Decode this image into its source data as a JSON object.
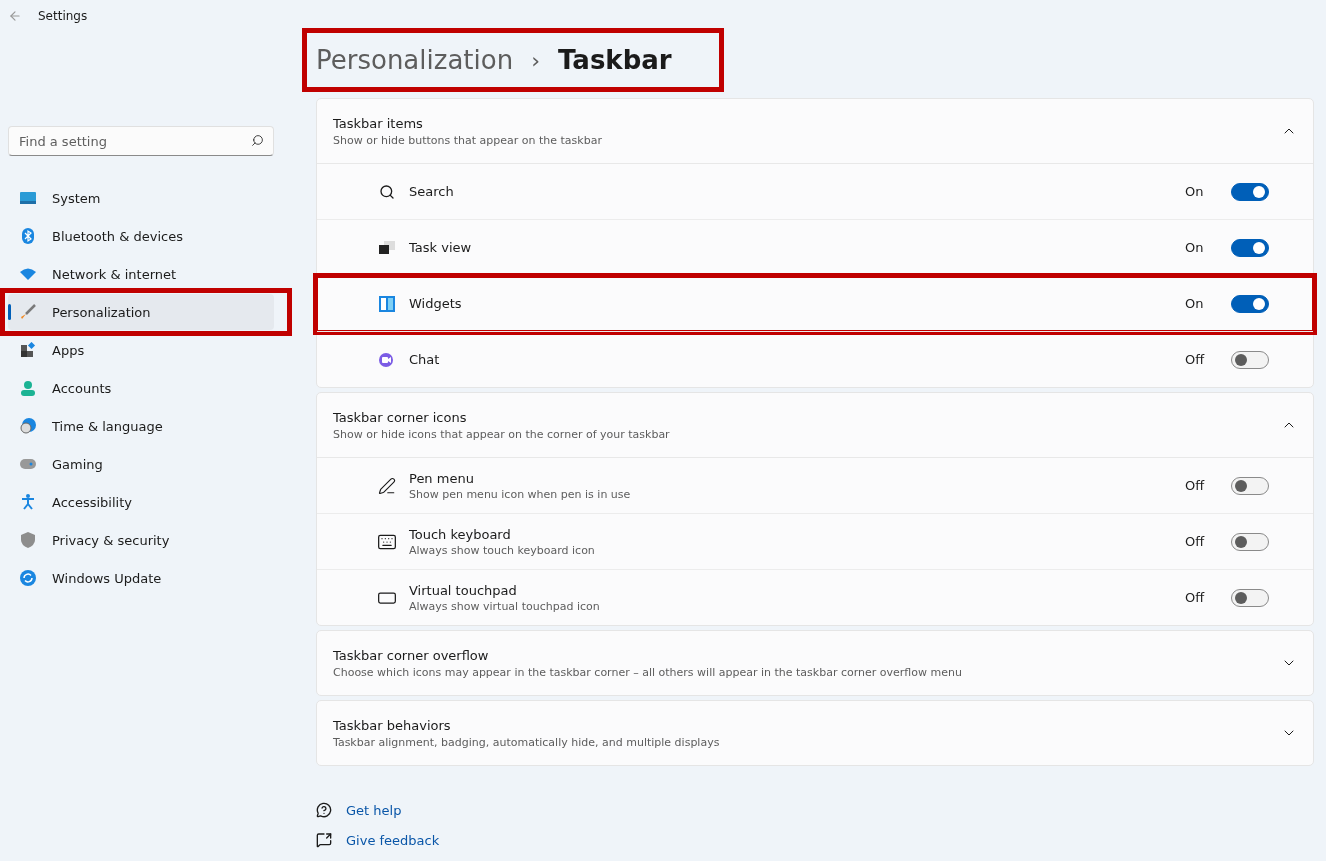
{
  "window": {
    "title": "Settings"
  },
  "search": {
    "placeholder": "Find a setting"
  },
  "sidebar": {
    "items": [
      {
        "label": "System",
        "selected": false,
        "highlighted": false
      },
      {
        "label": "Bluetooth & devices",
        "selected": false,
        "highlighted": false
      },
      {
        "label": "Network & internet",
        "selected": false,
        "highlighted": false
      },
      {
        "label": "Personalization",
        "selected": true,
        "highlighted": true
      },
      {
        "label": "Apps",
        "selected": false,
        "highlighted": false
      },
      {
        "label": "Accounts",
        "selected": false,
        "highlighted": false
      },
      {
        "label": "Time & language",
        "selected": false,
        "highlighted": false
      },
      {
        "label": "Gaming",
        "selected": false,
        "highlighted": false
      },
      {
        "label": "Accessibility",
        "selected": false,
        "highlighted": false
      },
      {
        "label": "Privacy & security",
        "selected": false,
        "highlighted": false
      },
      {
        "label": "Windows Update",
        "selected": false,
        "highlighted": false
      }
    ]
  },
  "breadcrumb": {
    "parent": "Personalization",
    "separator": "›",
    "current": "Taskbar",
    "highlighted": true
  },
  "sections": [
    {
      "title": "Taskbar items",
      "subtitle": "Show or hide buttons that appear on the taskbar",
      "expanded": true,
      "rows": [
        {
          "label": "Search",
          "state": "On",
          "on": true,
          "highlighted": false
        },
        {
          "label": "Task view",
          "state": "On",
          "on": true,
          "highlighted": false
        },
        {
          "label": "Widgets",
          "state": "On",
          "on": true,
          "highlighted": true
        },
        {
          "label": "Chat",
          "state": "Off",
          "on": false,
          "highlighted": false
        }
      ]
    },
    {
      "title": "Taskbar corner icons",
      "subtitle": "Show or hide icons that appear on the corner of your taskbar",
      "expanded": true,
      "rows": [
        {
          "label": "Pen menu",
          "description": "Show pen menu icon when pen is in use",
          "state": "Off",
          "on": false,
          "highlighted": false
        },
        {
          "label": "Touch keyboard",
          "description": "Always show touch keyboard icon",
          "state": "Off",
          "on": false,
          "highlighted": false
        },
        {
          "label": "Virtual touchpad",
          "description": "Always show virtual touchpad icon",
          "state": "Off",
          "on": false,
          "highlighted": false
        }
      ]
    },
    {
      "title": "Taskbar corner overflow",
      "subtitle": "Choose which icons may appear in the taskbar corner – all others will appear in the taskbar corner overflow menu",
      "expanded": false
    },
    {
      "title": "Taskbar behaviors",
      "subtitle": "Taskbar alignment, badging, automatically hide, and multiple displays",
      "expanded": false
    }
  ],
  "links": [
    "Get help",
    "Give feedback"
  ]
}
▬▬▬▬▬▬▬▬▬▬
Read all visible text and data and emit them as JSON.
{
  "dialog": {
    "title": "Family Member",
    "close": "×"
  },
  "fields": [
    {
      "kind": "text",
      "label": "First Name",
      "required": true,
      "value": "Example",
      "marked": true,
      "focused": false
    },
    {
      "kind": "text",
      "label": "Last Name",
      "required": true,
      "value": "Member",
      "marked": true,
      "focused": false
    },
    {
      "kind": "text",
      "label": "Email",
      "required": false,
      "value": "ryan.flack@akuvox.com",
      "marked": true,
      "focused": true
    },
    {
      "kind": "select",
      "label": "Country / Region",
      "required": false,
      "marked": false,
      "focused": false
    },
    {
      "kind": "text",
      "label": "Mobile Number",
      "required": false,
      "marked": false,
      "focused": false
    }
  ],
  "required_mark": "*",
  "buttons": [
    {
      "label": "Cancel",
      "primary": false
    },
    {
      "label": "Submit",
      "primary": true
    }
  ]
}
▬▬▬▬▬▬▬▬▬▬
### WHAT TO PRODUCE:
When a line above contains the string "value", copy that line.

### WORKED SOLUTION:
      "value": "Example",
      "value": "Member",
      "value": "ryan.flack@akuvox.com",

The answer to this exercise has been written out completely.